The initial decision was made to take the site down and Punchestown’s internet service provider was asked to put up a standard ‘Under Construction’ page while the racecourse looked around for a solution to their problem.

Eventually it was agreed to put the matter out to tender and after an extensive process, web development company Strata3 was chosen. Strata was founded in 1998 and markets three products: Publisher, a content management system; Vendor, an e-commerce solution; and Entwine, an application to manage online marketing campaigns.

At present, Punchestown is using only Publisher and Vendor but is looking at the possibility of using Entwine before the end of this year. Each year, over 80,000 people visit the course for the four-day National Hunt Festival in April and many more attend the frequent race meetings. The facility is run by a permanent staff of 11 people with an additional 70 part-time workers who are taken on for specialist tasks around race time.

According to Williamson, Strata3 was chosen because of the ease of use of its products. “The navigation of Publisher, for instance, is very simple,” she says. “I can have a holistic view of the entire site and I can rearrange information as needed.” The dynamic site map that allows her to do this is similar to the Explore function in Windows. Pages are represented as icons that can be moved up or down the hierarchy of the site’s structure.

For creating content, Williamson uses the secure management console. This allows her to create headers, set language options and entire content either through a built-in WYSIWYG editor or in HTML code. However, this is not something she plans to do. “I’m computer literate but I’m not a techie,” she says.

As a result, Williamson can update the site on a daily basis with news of upcoming meetings, results of previous races or revised forecasts of the ‘going’ depending on the weather.

Publisher also offers search engines for both the site and archives and Williamson can view reports of the most and least popular search terms. Based on this information, she can fine tune the site so that the most requested content can be accessed easily.

Strata3 Vendor is also quite straightforward to use. “We offer three products via the website,” she explains. “Admission, race cards (lists of racers and runners) and annual membership. We plan to add parking permits and we are looking at the possibility of using the site to take restaurant bookings.”
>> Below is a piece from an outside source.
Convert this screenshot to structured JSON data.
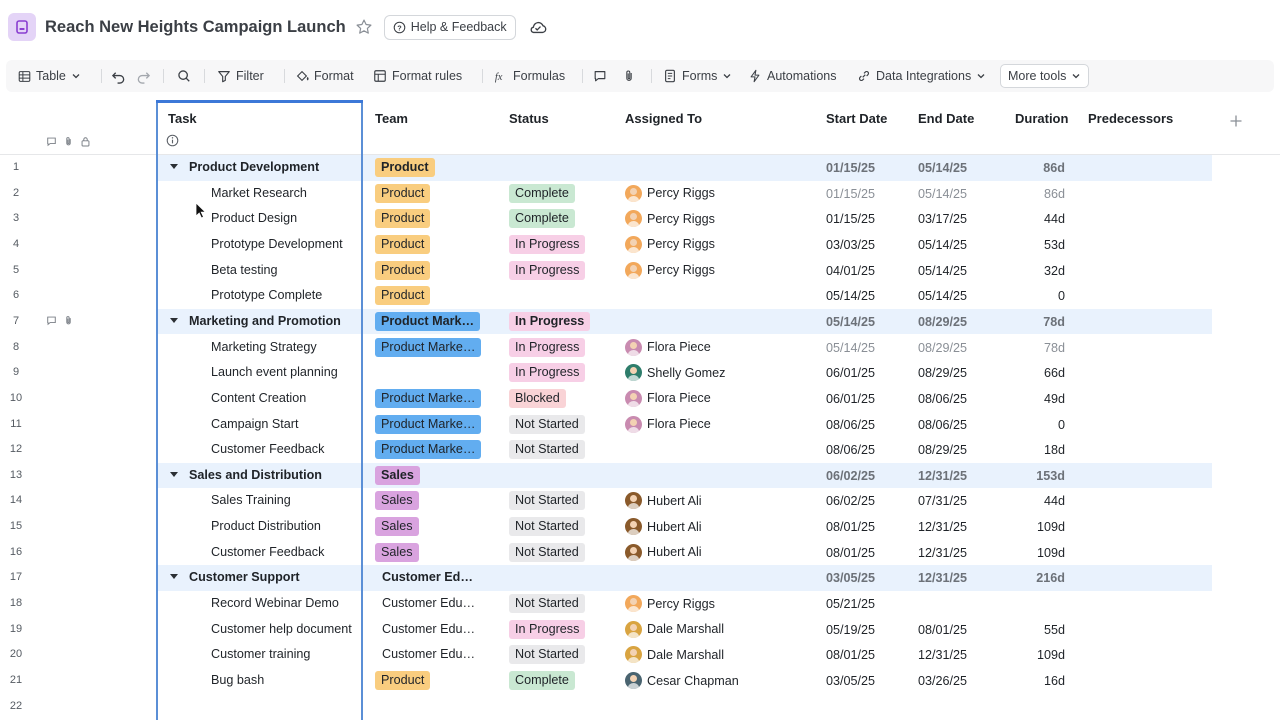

In addition to providing the Vendor package, Strata3 carried out some bespoke development to allow the same system to be used by racecourse staff for taking phone orders and by online customers. “We can enter a code to indicate that this is a phone order and we are expecting a cheque,” says Williamson.

First-time customers are invited to register and are given a user ID and a password so that on subsequent visits they do not have to re-key their address information. Credit card information, however, must be provided each time. Once registered, they can select the products they want, whether they want them available for collection or sent by regular or registered post.

They are then invited to enter credit card details. Payment authentication is carried out by Realex, a Co Dublin-based real-time payment exchange company. In addition to processing payment, Realex is able to carry out additional checks to verify that the card being used is authentic.

Transactions are classified as incomplete, where the purchaser abandoned the process; completed successfully where Realex was able to authenticate payment; completion failed where Realex rejected the payment; and fulfilled. Vendor provides detailed reports on each of these categories at the click of a button. Fulfilment is done manually and links on the completed successfully page automatically generate labels and reclassify entries as fulfilled.

Williamson has no doubts that she has made the right choice and is encouraged by the activity reports that show a steady upward trend in both visitors and online sales. “You have to have a website in this day and age. We are delighted with the success of the Strata3 products and we think that we will achieve a return on our investment within 12 months.”

By David Stewart

Pictured from left: Janet Williamson, public relations and promotion manager of Punchestown Racecourse, and Jane Brady, sales manager, of Strata3 with the new e-business system